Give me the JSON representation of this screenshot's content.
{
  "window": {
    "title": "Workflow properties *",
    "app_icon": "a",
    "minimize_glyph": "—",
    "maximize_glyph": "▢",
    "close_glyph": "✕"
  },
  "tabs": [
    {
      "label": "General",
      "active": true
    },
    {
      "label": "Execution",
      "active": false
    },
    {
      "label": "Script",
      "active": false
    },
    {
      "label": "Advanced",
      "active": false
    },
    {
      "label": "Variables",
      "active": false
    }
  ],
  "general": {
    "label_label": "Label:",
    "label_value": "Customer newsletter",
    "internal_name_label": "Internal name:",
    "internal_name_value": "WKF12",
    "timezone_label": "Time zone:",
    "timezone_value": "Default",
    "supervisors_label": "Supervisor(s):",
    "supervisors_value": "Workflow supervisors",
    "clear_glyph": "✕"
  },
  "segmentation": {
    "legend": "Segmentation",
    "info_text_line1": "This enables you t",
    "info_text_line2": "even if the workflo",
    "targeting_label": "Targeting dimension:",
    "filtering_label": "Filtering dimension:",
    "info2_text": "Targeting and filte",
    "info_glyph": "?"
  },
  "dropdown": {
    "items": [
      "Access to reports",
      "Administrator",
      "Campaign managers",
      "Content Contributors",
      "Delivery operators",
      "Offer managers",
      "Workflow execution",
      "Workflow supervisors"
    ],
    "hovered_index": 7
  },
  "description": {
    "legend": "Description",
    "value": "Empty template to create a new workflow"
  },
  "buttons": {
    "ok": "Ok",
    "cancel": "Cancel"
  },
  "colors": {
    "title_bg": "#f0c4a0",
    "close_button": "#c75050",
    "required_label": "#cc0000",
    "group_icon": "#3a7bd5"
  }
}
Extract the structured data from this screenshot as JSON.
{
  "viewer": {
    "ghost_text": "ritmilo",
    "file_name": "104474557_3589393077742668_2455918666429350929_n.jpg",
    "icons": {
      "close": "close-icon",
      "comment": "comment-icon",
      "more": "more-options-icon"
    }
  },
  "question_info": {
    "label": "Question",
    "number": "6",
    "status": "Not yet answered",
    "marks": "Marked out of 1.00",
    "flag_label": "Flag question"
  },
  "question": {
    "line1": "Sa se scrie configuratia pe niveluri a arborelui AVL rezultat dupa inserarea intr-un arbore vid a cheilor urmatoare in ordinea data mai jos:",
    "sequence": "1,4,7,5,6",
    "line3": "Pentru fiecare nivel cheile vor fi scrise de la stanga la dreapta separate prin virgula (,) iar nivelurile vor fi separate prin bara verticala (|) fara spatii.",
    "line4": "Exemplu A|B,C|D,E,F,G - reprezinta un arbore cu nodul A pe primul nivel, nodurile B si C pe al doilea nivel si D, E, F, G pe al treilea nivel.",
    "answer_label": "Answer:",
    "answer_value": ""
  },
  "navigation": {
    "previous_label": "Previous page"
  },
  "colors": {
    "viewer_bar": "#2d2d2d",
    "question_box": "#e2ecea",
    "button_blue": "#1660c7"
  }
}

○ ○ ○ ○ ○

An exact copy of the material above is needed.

Give me the JSON representation of this screenshot's content.
{
  "window": {
    "title": "Workflow properties *",
    "app_icon": "a",
    "minimize_glyph": "—",
    "maximize_glyph": "▢",
    "close_glyph": "✕"
  },
  "tabs": [
    {
      "label": "General",
      "active": true
    },
    {
      "label": "Execution",
      "active": false
    },
    {
      "label": "Script",
      "active": false
    },
    {
      "label": "Advanced",
      "active": false
    },
    {
      "label": "Variables",
      "active": false
    }
  ],
  "general": {
    "label_label": "Label:",
    "label_value": "Customer newsletter",
    "internal_name_label": "Internal name:",
    "internal_name_value": "WKF12",
    "timezone_label": "Time zone:",
    "timezone_value": "Default",
    "supervisors_label": "Supervisor(s):",
    "supervisors_value": "Workflow supervisors",
    "clear_glyph": "✕"
  },
  "segmentation": {
    "legend": "Segmentation",
    "info_text_line1": "This enables you t",
    "info_text_line2": "even if the workflo",
    "targeting_label": "Targeting dimension:",
    "filtering_label": "Filtering dimension:",
    "info2_text": "Targeting and filte",
    "info_glyph": "?"
  },
  "dropdown": {
    "items": [
      "Access to reports",
      "Administrator",
      "Campaign managers",
      "Content Contributors",
      "Delivery operators",
      "Offer managers",
      "Workflow execution",
      "Workflow supervisors"
    ],
    "hovered_index": 7
  },
  "description": {
    "legend": "Description",
    "value": "Empty template to create a new workflow"
  },
  "buttons": {
    "ok": "Ok",
    "cancel": "Cancel"
  },
  "colors": {
    "title_bg": "#f0c4a0",
    "close_button": "#c75050",
    "required_label": "#cc0000",
    "group_icon": "#3a7bd5"
  }
}
Extract the structured data from this screenshot as JSON.
{
  "viewer": {
    "ghost_text": "ritmilo",
    "file_name": "104474557_3589393077742668_2455918666429350929_n.jpg",
    "icons": {
      "close": "close-icon",
      "comment": "comment-icon",
      "more": "more-options-icon"
    }
  },
  "question_info": {
    "label": "Question",
    "number": "6",
    "status": "Not yet answered",
    "marks": "Marked out of 1.00",
    "flag_label": "Flag question"
  },
  "question": {
    "line1": "Sa se scrie configuratia pe niveluri a arborelui AVL rezultat dupa inserarea intr-un arbore vid a cheilor urmatoare in ordinea data mai jos:",
    "sequence": "1,4,7,5,6",
    "line3": "Pentru fiecare nivel cheile vor fi scrise de la stanga la dreapta separate prin virgula (,) iar nivelurile vor fi separate prin bara verticala (|) fara spatii.",
    "line4": "Exemplu A|B,C|D,E,F,G - reprezinta un arbore cu nodul A pe primul nivel, nodurile B si C pe al doilea nivel si D, E, F, G pe al treilea nivel.",
    "answer_label": "Answer:",
    "answer_value": ""
  },
  "navigation": {
    "previous_label": "Previous page"
  },
  "colors": {
    "viewer_bar": "#2d2d2d",
    "question_box": "#e2ecea",
    "button_blue": "#1660c7"
  }
}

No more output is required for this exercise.